India Enters China's Backyard
|Aug 6, 2011|
Last month, Indian President Pratibha Patil embarked on a week-long visit to northeastern Asia in a bid to strengthen ties with the region’s emerging democratic power brokers. The trip comes just a month after China finished its latest charm offensive in Europe, with Beijing extending its hand to a collection of debt-saddled but still-powerful states.
The significance of this visit should not be overlooked. While China seeks to expand its reach and investment to all corners of the globe, India is taking the opportunity to bolster its relationships with countries traditionally in Beijing’s sphere of influence.
Patil’s trip focused on enhancing relations with two countries - South Korea and Mongolia – in order to reap a wide range of benefits for Delhi. India continues to seek diversity with new economic and strategic partnerships to complement its established foreign ties which are currently narrowed to a few silos. The state visit began in Korea from June 25-26 as both sides used it as a platform to announce their growing partnership on a variety of themes such as civil nuclear cooperation, increased trade and enhanced defense ties.

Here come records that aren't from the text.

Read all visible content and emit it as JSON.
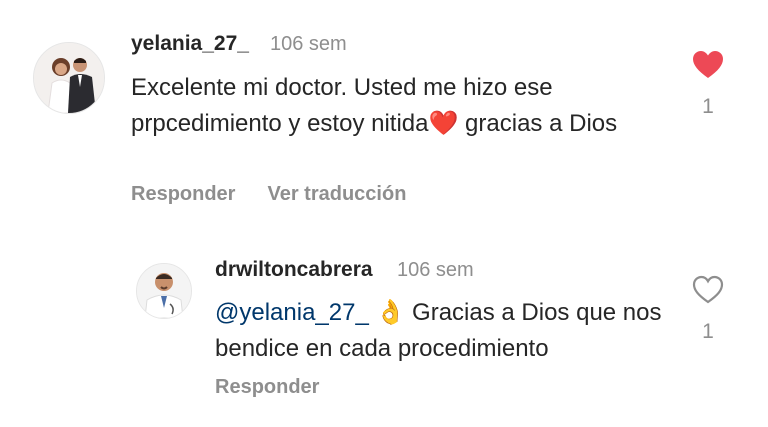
{
  "comments": [
    {
      "username": "yelania_27_",
      "time": "106 sem",
      "text_before": "Excelente mi doctor. Usted me hizo ese prpcedimiento y estoy nitida",
      "emoji": "❤️",
      "text_after": " gracias a Dios",
      "reply_label": "Responder",
      "translate_label": "Ver traducción",
      "likes": "1",
      "liked": true,
      "avatar": "couple-wedding-avatar"
    },
    {
      "username": "drwiltoncabrera",
      "time": "106 sem",
      "mention": "@yelania_27_",
      "emoji": "👌",
      "text": "Gracias a Dios que nos bendice en cada procedimiento",
      "reply_label": "Responder",
      "likes": "1",
      "liked": false,
      "avatar": "doctor-avatar"
    }
  ],
  "colors": {
    "heart_filled": "#ed4956",
    "muted": "#8e8e8e",
    "mention": "#00376b",
    "text": "#262626"
  }
}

The crown jewel of this visit was the nuclear pact agreed by both parties which will allow South Korea to export its nuclear technology and expertise to India. By signing the agreement, South Korea becomes the ninth country to enter into a nuclear partnership with New Delhi.
Previously, there were several obstacles to such a deal with India as a result of its nuclear weapons program and its sustained refusal to accede to the Nuclear Non-Proliferation Treaty. However, as a result of intense US-led lobbying, India was granted a waiver from the Nuclear Suppliers Group in late 2008. This effectively removed most hurdles for countries that desired civil nuclear trade deals with the emerging Indian economy.
How will the nuclear pact provide tangible benefits to both parties? For India, the deal is important as its economy and industrial base continue to growth rapidly and energy demands are pushed to a maximum. India is hoping that a significant expansion of its nuclear energy sector will provide the necessary electricity for industrial production to continue growing.
The agreement also helps further India’s attempts to normalize its relations with the international non-proliferation regime, with eventual aspirations to be recognized as a peaceful nuclear weapons state and not a nuclear pariah.
While the deal continues to boost India’s energy policies, it is arguably of greater importance to Korea, which has grown into a significant participant in an elite club of civil nuclear energy traders. Seoul is fresh off the success of winning a hard-fought battle for the rights, awarded in 2009, to build four nuclear reactors in the United Arab Emirates. The contract is said to be worth nearly US$40 billion. Last year, Korea also signed a US$130 million agreement with Jordan to build that country’s first research reactor. And Seoul is not stopping there as it continues to explore potential partnerships with other markets hungry for nuclear energy including China, Malaysia, Indonesia and Turkey.
Let’s be clear that this latest tryst is fundamentally rooted in economics. However, there are spillover benefits from the nuclear partnership that will serve to improve strategic relations between the two and also further common goals on Asia’s future. Seoul and New Delhi are two of the largest and most prosperous democracies in Asia. Despite their differences, both countries have a strategic vision of the continent that promotes democracy and fewer regulations on foreign investment.
Geopolitically, the two states have aligned priorities aimed at building upon a strategic hedge – supported by other regional players such as the United States, Japan and Vietnam -- against the emergence of China and the possibility of a Sino-centric continent. The partnership also makes sense for Seoul considering that it allows the administration of President Lee Myung-Bak to refrain from entering into a more fulsome alliance with Japan, which remains politically sensitive.
China has reason to worry about a growing Korea-India partnership, but continues to make the shrewd calculation that this is a pact built upon economics and – at least currently – lacks strategic depth. Geography alone gives China a big advantage and India does not have the naval resources to sufficiently bridge that gap. While the US will support increased Indo-Korean ties, even it cannot change geographic realities.
(Jonathan Berkshire Miller is a public sector analyst on the Asia-Pacific region. The views expressed are strictly his own.)